[App and web page records]

◇ ◇ ◇ ◇

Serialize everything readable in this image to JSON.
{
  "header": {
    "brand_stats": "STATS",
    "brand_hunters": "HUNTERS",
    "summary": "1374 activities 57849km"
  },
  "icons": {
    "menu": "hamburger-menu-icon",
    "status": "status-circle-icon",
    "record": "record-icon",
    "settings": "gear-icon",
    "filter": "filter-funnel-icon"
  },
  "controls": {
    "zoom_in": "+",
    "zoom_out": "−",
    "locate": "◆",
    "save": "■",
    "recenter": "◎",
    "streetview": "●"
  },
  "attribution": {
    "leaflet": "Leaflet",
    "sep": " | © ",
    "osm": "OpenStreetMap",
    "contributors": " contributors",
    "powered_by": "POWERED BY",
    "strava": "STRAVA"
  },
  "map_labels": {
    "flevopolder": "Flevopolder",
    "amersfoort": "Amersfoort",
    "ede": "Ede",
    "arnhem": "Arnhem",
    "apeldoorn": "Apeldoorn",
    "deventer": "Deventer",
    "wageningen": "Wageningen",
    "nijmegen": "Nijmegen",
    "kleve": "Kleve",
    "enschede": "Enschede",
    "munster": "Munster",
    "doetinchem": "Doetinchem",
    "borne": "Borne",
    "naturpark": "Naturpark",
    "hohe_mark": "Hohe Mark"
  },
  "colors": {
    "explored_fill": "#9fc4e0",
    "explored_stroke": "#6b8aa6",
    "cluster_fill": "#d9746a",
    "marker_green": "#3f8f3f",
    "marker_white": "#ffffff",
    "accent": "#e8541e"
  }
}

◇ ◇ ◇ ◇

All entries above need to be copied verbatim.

#### Problem solution
Serialize everything readable in this image to JSON.
{
  "header": {
    "brand_stats": "STATS",
    "brand_hunters": "HUNTERS",
    "summary": "1374 activities 57849km"
  },
  "icons": {
    "menu": "hamburger-menu-icon",
    "status": "status-circle-icon",
    "record": "record-icon",
    "settings": "gear-icon",
    "filter": "filter-funnel-icon"
  },
  "controls": {
    "zoom_in": "+",
    "zoom_out": "−",
    "locate": "◆",
    "save": "■",
    "recenter": "◎",
    "streetview": "●"
  },
  "attribution": {
    "leaflet": "Leaflet",
    "sep": " | © ",
    "osm": "OpenStreetMap",
    "contributors": " contributors",
    "powered_by": "POWERED BY",
    "strava": "STRAVA"
  },
  "map_labels": {
    "flevopolder": "Flevopolder",
    "amersfoort": "Amersfoort",
    "ede": "Ede",
    "arnhem": "Arnhem",
    "apeldoorn": "Apeldoorn",
    "deventer": "Deventer",
    "wageningen": "Wageningen",
    "nijmegen": "Nijmegen",
    "kleve": "Kleve",
    "enschede": "Enschede",
    "munster": "Munster",
    "doetinchem": "Doetinchem",
    "borne": "Borne",
    "naturpark": "Naturpark",
    "hohe_mark": "Hohe Mark"
  },
  "colors": {
    "explored_fill": "#9fc4e0",
    "explored_stroke": "#6b8aa6",
    "cluster_fill": "#d9746a",
    "marker_green": "#3f8f3f",
    "marker_white": "#ffffff",
    "accent": "#e8541e"
  }
}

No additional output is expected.